Her face lights up when you walk in the room even though no words leave her lips. His hand grasps yours though no words are spoken and his eyes do not open. What causes this reaction? A fleeting memory, an ingrained interaction or a connection long held by the heart?
According to the HeartMath Institute, the heart possesses the equivalent of its own brain or what they call a heart-brain, which can then communicate with the actual head brain to direct feelings and communication.
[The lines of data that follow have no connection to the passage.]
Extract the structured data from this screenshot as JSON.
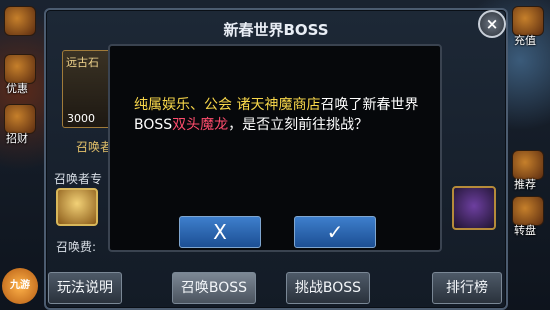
{
  "panel": {
    "title": "新春世界BOSS",
    "close_icon": "×"
  },
  "side": {
    "left_labels": [
      "优惠",
      "招财"
    ],
    "right_labels": [
      "充值",
      "推荐",
      "转盘"
    ]
  },
  "item": {
    "name": "远古石",
    "price": "3000"
  },
  "summon": {
    "header": "召唤者",
    "summoner_label": "召唤者专",
    "fee_label": "召唤费:"
  },
  "dialog": {
    "part1_yellow": "纯属娱乐、公会 诸天神魔商店",
    "part2": "召唤了新春世界BOSS",
    "part3_red": "双头魔龙",
    "part4": "，是否立刻前往挑战？",
    "cancel_symbol": "X",
    "confirm_symbol": "✓"
  },
  "bottom": {
    "rules_label": "玩法说明",
    "summon_label": "召唤BOSS",
    "challenge_label": "挑战BOSS",
    "rank_label": "排行榜"
  },
  "logo": {
    "text": "九游"
  }
}
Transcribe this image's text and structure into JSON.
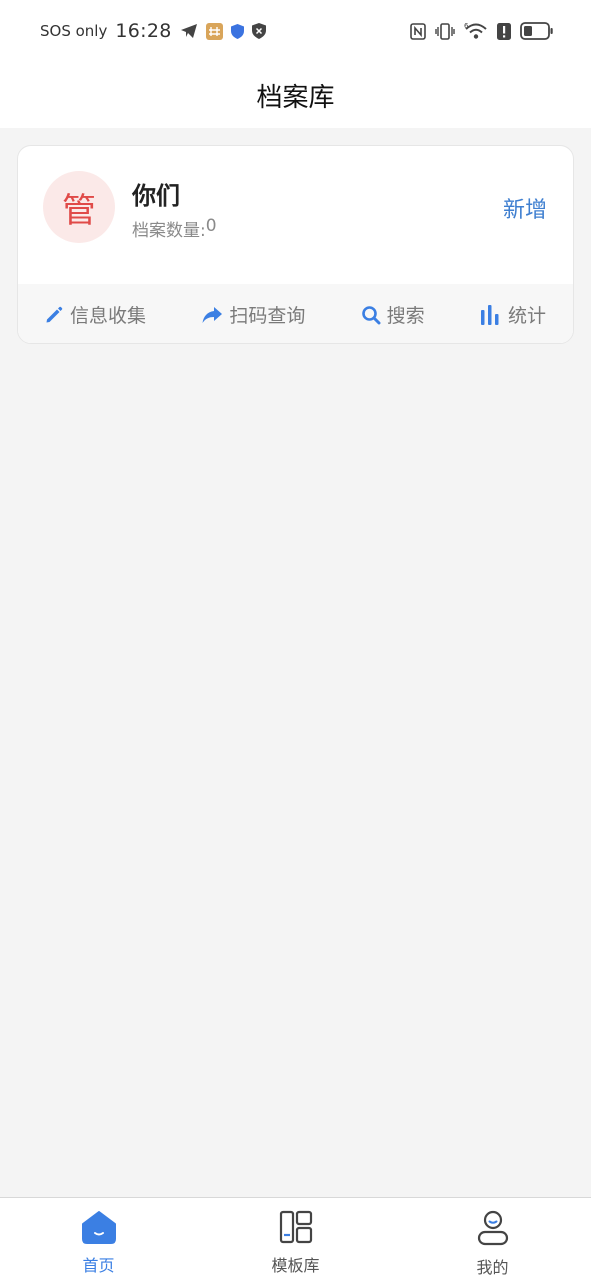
{
  "status_bar": {
    "carrier": "SOS only",
    "time": "16:28",
    "icons": [
      "telegram-icon",
      "app-notification-icon",
      "shield-icon",
      "vpn-shield-icon",
      "nfc-icon",
      "vibrate-icon",
      "wifi-icon",
      "alert-icon",
      "battery-icon"
    ]
  },
  "header": {
    "title": "档案库"
  },
  "card": {
    "avatar_char": "管",
    "name": "你们",
    "count_label": "档案数量:",
    "count_value": "0",
    "add_label": "新增",
    "actions": [
      {
        "label": "信息收集",
        "icon": "pencil-icon"
      },
      {
        "label": "扫码查询",
        "icon": "share-arrow-icon"
      },
      {
        "label": "搜索",
        "icon": "search-icon"
      },
      {
        "label": "统计",
        "icon": "bar-chart-icon"
      }
    ]
  },
  "tab_bar": {
    "tabs": [
      {
        "label": "首页",
        "icon": "home-icon",
        "active": true
      },
      {
        "label": "模板库",
        "icon": "template-icon",
        "active": false
      },
      {
        "label": "我的",
        "icon": "user-icon",
        "active": false
      }
    ]
  },
  "colors": {
    "accent": "#3b7fe3",
    "link": "#3f7fd0",
    "avatar_bg": "#fbe9e8",
    "avatar_text": "#e04a48",
    "page_bg": "#f4f4f4"
  }
}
In fact, they have found that when a person experiences sincere positive emotions such as caring, compassion, or appreciation the heart will send out positive information throughout the entire body. This upbeat feeling will translate into enhanced communication efforts, even in those in the latest stages of dementia. In addition, it can also increase positive expressions; enhance socialization and daily activities in those in the early- to middle-stages of the disease process.
As Alzheimer’s disease and other forms of dementia progress it is heartbreaking to witness how it steals our loved ones abilities to remember, talk, walk and have basic interactions with others. However, by better understanding the heart brain connection it gives hope that even in the latest stages of the disease the heart can help the body remember those who give it care, compassion and appreciation.
For both family and professional caregivers this information is important, which is why we include it in our MOSAIC by Azura training for all of our Team members. The heart-brain connection shows that we have the ability to continue to reach those with memory loss even in the final stages of the disease process and their lives.
At Azura Assisted Living and Memory Care we are proud that our caregivers communicate and connect through unconditional, personalized love and understanding with our residents. We ask up front in our MOSAIC Quality of Life Profile what our residents LOVE and even include this information on the personalized MOSAIC Resident Welcome Plaque that hangs by the door of their Suite.
You too can find ways to connect with your loved ones heart-brain by giving them a hug, telling them they are handsome or beautiful, bringing them their favorite treat or listening to their favorite song. By utilizing those things that are meaningful to them we further ingrain ourselves in our loved ones heart-brain and will hopefully make connections that will last beyond the disease.